By Tracy McNew
Richard Davidson was arrested following the death of Laura Cooper on March 14, 2017. He was driving under the influence of methamphetamines when he swerved into oncoming traffic causing a fatal traffic accident.
On the morning of the crash, Cooper was driving on Hwy. 56 toward Troy from Bull Lake. She was taking her son and his friend to school at Morrison Elementary and she was also scheduled to substitute teach that day. Cooper was killed in the crash, and the two boys in her car were both injured. One suffered neck and back injuries, the other a broken arm and leg.
Nearly a year later, family and friends of Cooper and of Davidson were given an opportunity to tell their stories and make recommendations to the judge at Davidson’s sentencing that was held at 1 p.m. on Friday, Jan. 5, 2018.
A total of six friends and family members made statements on behalf of the victim, Laura Cooper and the two young boys who were injured in the crash caused by Davidson.
County Attorney Marcia Boris and Deputy County Attorney Jeffrey Zwang represented the state and after Boris recapped Davidson’s prior run ins with the law, she recommended that Davidson be sentenced to 30 years with 10 of them suspended and 10 years served before he would be eligible for parole. This recommendation, she said, was the maximum allowable under Davison’s plea deal.
Public Defender, Nick Aemisegger represented Davidson. He interviewed Davidson and Davidson’s mother and read excerpts from letters of support for Davidson.
During his interview by Aemisegger, Davidson stated “I would do anything to make sure it wouldn’t happen again. I apologize.” He also stated “I would like the full 30 year sentence, I was just hoping we could suspend more.”
Aemisegger recommended a 30 year sentence with 25 years suspended.
Judge John Larson ruled at around 2:30 p.m. that Davidson would serve a 30 year sentence in Montana state prison with 10 years suspended, and parole restricted to only be eligible after 10 years are served. The judge said that Davidson will also receive credit for the 296 days that he has already served.

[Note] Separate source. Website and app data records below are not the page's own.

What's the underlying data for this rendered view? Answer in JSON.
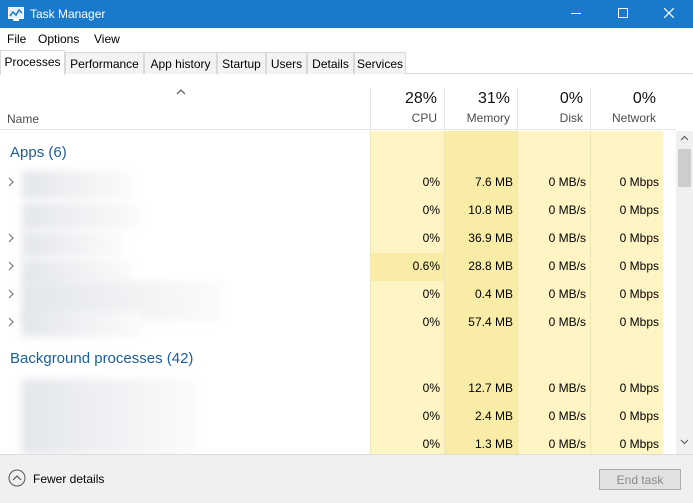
{
  "window": {
    "title": "Task Manager"
  },
  "menu": [
    "File",
    "Options",
    "View"
  ],
  "tabs": [
    "Processes",
    "Performance",
    "App history",
    "Startup",
    "Users",
    "Details",
    "Services"
  ],
  "header": {
    "name_label": "Name",
    "columns": [
      {
        "pct": "28%",
        "label": "CPU"
      },
      {
        "pct": "31%",
        "label": "Memory"
      },
      {
        "pct": "0%",
        "label": "Disk"
      },
      {
        "pct": "0%",
        "label": "Network"
      }
    ]
  },
  "groups": {
    "apps": "Apps (6)",
    "background": "Background processes (42)"
  },
  "app_rows": [
    {
      "cpu": "0%",
      "memory": "7.6 MB",
      "disk": "0 MB/s",
      "network": "0 Mbps",
      "expandable": true
    },
    {
      "cpu": "0%",
      "memory": "10.8 MB",
      "disk": "0 MB/s",
      "network": "0 Mbps",
      "expandable": false
    },
    {
      "cpu": "0%",
      "memory": "36.9 MB",
      "disk": "0 MB/s",
      "network": "0 Mbps",
      "expandable": true
    },
    {
      "cpu": "0.6%",
      "memory": "28.8 MB",
      "disk": "0 MB/s",
      "network": "0 Mbps",
      "expandable": true
    },
    {
      "cpu": "0%",
      "memory": "0.4 MB",
      "disk": "0 MB/s",
      "network": "0 Mbps",
      "expandable": true
    },
    {
      "cpu": "0%",
      "memory": "57.4 MB",
      "disk": "0 MB/s",
      "network": "0 Mbps",
      "expandable": true
    }
  ],
  "background_rows": [
    {
      "cpu": "0%",
      "memory": "12.7 MB",
      "disk": "0 MB/s",
      "network": "0 Mbps"
    },
    {
      "cpu": "0%",
      "memory": "2.4 MB",
      "disk": "0 MB/s",
      "network": "0 Mbps"
    },
    {
      "cpu": "0%",
      "memory": "1.3 MB",
      "disk": "0 MB/s",
      "network": "0 Mbps"
    }
  ],
  "footer": {
    "fewer_details": "Fewer details",
    "end_task": "End task"
  },
  "colors": {
    "titlebar": "#1979ca",
    "group_title": "#1b5e9c",
    "column_highlight": "#fff4c4",
    "cell_heat": "#f9eca6"
  },
  "icons": {
    "app": "task-manager-app-icon",
    "expand": "chevron-right-icon",
    "sort": "chevron-up-icon",
    "fewer": "chevron-up-circle-icon"
  }
}
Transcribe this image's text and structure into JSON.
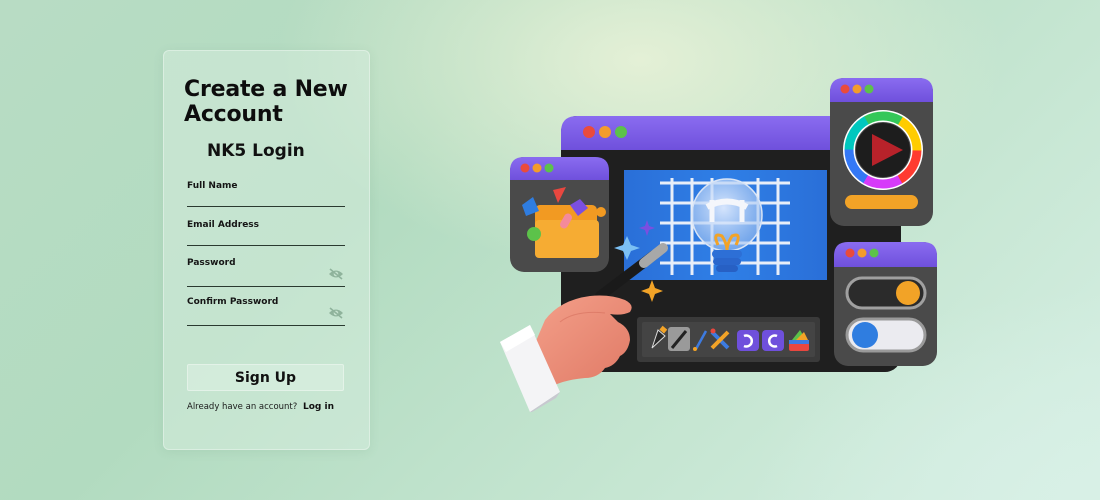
{
  "form": {
    "title": "Create a New Account",
    "subtitle": "NK5 Login",
    "fields": [
      {
        "label": "Full Name",
        "value": "",
        "type": "text"
      },
      {
        "label": "Email Address",
        "value": "",
        "type": "email"
      },
      {
        "label": "Password",
        "value": "",
        "type": "password",
        "icon": "eye-off-icon"
      },
      {
        "label": "Confirm Password",
        "value": "",
        "type": "password",
        "icon": "eye-off-icon"
      }
    ],
    "submit_label": "Sign Up",
    "login_prompt": "Already have an account?",
    "login_link": "Log in"
  },
  "illustration": {
    "description": "3D design app windows with hand holding magic wand",
    "colors": {
      "window_header": "#7b5ce6",
      "window_body": "#2b2b2b",
      "panel_body": "#4a4a4a",
      "canvas_blue": "#2f7de0",
      "dot_red": "#ea4b3c",
      "dot_orange": "#f39c2b",
      "dot_green": "#5cc24a",
      "accent_orange": "#f2a327",
      "toggle_blue": "#2f7de0"
    },
    "toolbar_tools": [
      "pen-tool-icon",
      "magic-wand-icon",
      "brush-icon",
      "ruler-pencil-icon",
      "undo-icon",
      "redo-icon",
      "color-palette-icon"
    ]
  }
}
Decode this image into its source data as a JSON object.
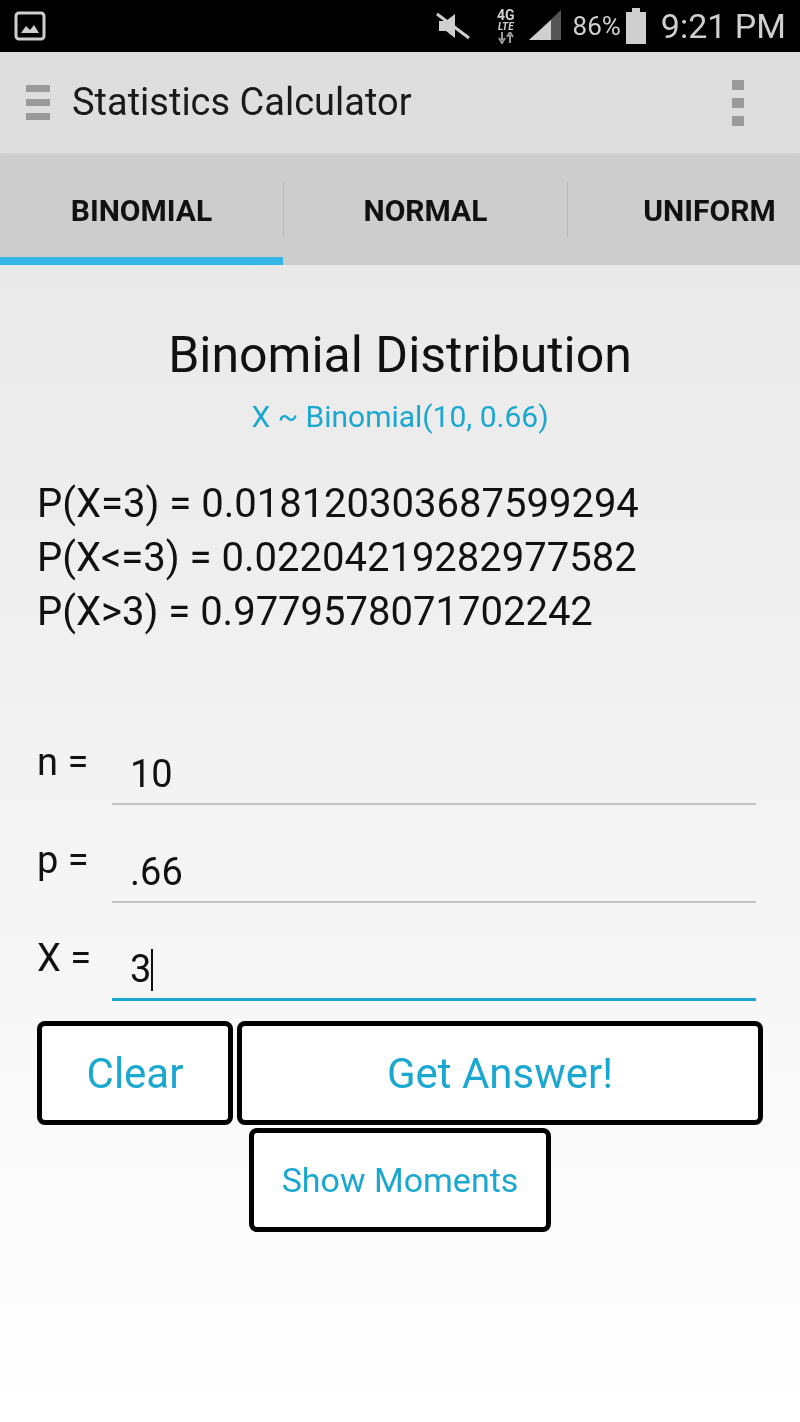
{
  "status_bar": {
    "network": [
      "4G",
      "LTE"
    ],
    "battery": "86%",
    "time": "9:21 PM"
  },
  "app_bar": {
    "title": "Statistics Calculator"
  },
  "tabs": [
    {
      "label": "BINOMIAL",
      "selected": true
    },
    {
      "label": "NORMAL",
      "selected": false
    },
    {
      "label": "UNIFORM",
      "selected": false
    }
  ],
  "heading": "Binomial Distribution",
  "subtitle": "X ~ Binomial(10, 0.66)",
  "results": [
    "P(X=3) = 0.018120303687599294",
    "P(X<=3) = 0.02204219282977582",
    "P(X>3) = 0.9779578071702242"
  ],
  "fields": [
    {
      "label": "n =",
      "value": "10",
      "focused": false
    },
    {
      "label": "p =",
      "value": ".66",
      "focused": false
    },
    {
      "label": "X =",
      "value": "3",
      "focused": true
    }
  ],
  "buttons": [
    "Clear",
    "Get Answer!"
  ],
  "moments_button": "Show Moments"
}
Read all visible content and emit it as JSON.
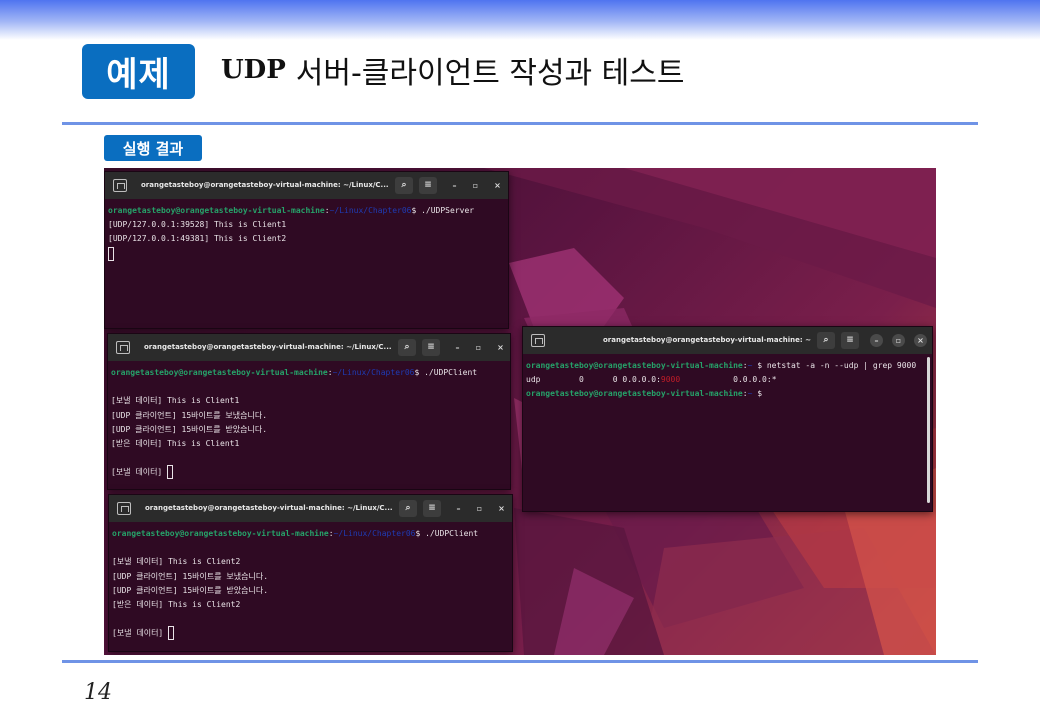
{
  "header": {
    "badge": "예제",
    "title_prefix": "UDP",
    "title_rest": "서버-클라이언트 작성과 테스트"
  },
  "result_tag": "실행 결과",
  "page_number": "14",
  "terminals": [
    {
      "title": "orangetasteboy@orangetasteboy-virtual-machine: ~/Linux/C...",
      "prompt_user": "orangetasteboy@orangetasteboy-virtual-machine",
      "prompt_path": "~/Linux/Chapter06",
      "command": "$ ./UDPServer",
      "output": [
        "[UDP/127.0.0.1:39528] This is Client1",
        "[UDP/127.0.0.1:49381] This is Client2"
      ]
    },
    {
      "title": "orangetasteboy@orangetasteboy-virtual-machine: ~/Linux/C...",
      "prompt_user": "orangetasteboy@orangetasteboy-virtual-machine",
      "prompt_path": "~/Linux/Chapter06",
      "command": "$ ./UDPClient",
      "output": [
        "",
        "[보낼 데이터] This is Client1",
        "[UDP 클라이언트] 15바이트를 보냈습니다.",
        "[UDP 클라이언트] 15바이트를 받았습니다.",
        "[받은 데이터] This is Client1",
        "",
        "[보낼 데이터] "
      ]
    },
    {
      "title": "orangetasteboy@orangetasteboy-virtual-machine: ~/Linux/C...",
      "prompt_user": "orangetasteboy@orangetasteboy-virtual-machine",
      "prompt_path": "~/Linux/Chapter06",
      "command": "$ ./UDPClient",
      "output": [
        "",
        "[보낼 데이터] This is Client2",
        "[UDP 클라이언트] 15바이트를 보냈습니다.",
        "[UDP 클라이언트] 15바이트를 받았습니다.",
        "[받은 데이터] This is Client2",
        "",
        "[보낼 데이터] "
      ]
    },
    {
      "title": "orangetasteboy@orangetasteboy-virtual-machine: ~",
      "prompt_user": "orangetasteboy@orangetasteboy-virtual-machine",
      "prompt_path": "~",
      "command": "$ netstat -a -n --udp | grep 9000",
      "netstat_row": {
        "proto": "udp",
        "recv": "0",
        "send": "0",
        "local_prefix": "0.0.0.0:",
        "local_port": "9000",
        "foreign": "0.0.0.0:*"
      },
      "final_prompt": "$"
    }
  ],
  "icons": {
    "tab": "new-tab-icon",
    "search": "search-icon",
    "menu": "hamburger-menu-icon",
    "minimize": "minimize-icon",
    "maximize": "maximize-icon",
    "close": "close-icon"
  },
  "colors": {
    "badge": "#0a6ec0",
    "rule": "#6f93e6",
    "terminal_bg": "#2f0a23",
    "prompt_user": "#26a269",
    "prompt_path": "#1f3bb3",
    "port_highlight": "#c01c28"
  }
}
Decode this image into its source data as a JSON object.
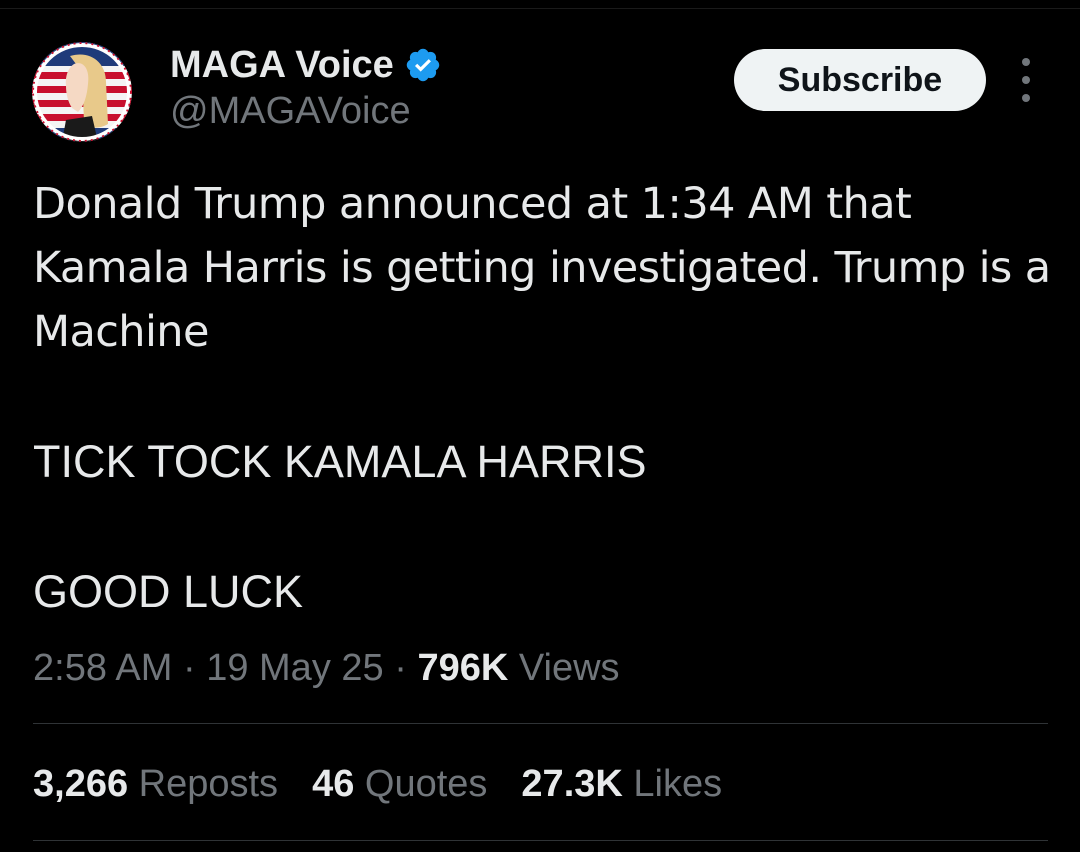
{
  "author": {
    "display_name": "MAGA Voice",
    "handle": "@MAGAVoice",
    "verified": true
  },
  "actions": {
    "subscribe_label": "Subscribe",
    "more_icon": "more-vertical-icon"
  },
  "tweet": {
    "text_paragraph": "Donald Trump announced at 1:34 AM that Kamala Harris is getting investigated. Trump is a Machine",
    "text_line2": "TICK TOCK KAMALA HARRIS",
    "text_line3": "GOOD LUCK"
  },
  "meta": {
    "time": "2:58 AM",
    "sep1": " · ",
    "date": "19 May 25",
    "sep2": " · ",
    "views_count": "796K",
    "views_label": " Views"
  },
  "stats": {
    "reposts_count": "3,266",
    "reposts_label": " Reposts",
    "quotes_count": "46",
    "quotes_label": " Quotes",
    "likes_count": "27.3K",
    "likes_label": " Likes"
  },
  "colors": {
    "background": "#000000",
    "primary_text": "#e7e9ea",
    "secondary_text": "#71767b",
    "verified_blue": "#1d9bf0",
    "divider": "#2f3336",
    "button_bg": "#eff3f4"
  }
}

He will also receive opportunities for treatment, and he will be eligible for community service to pay public defender fees.
By Tracy McNew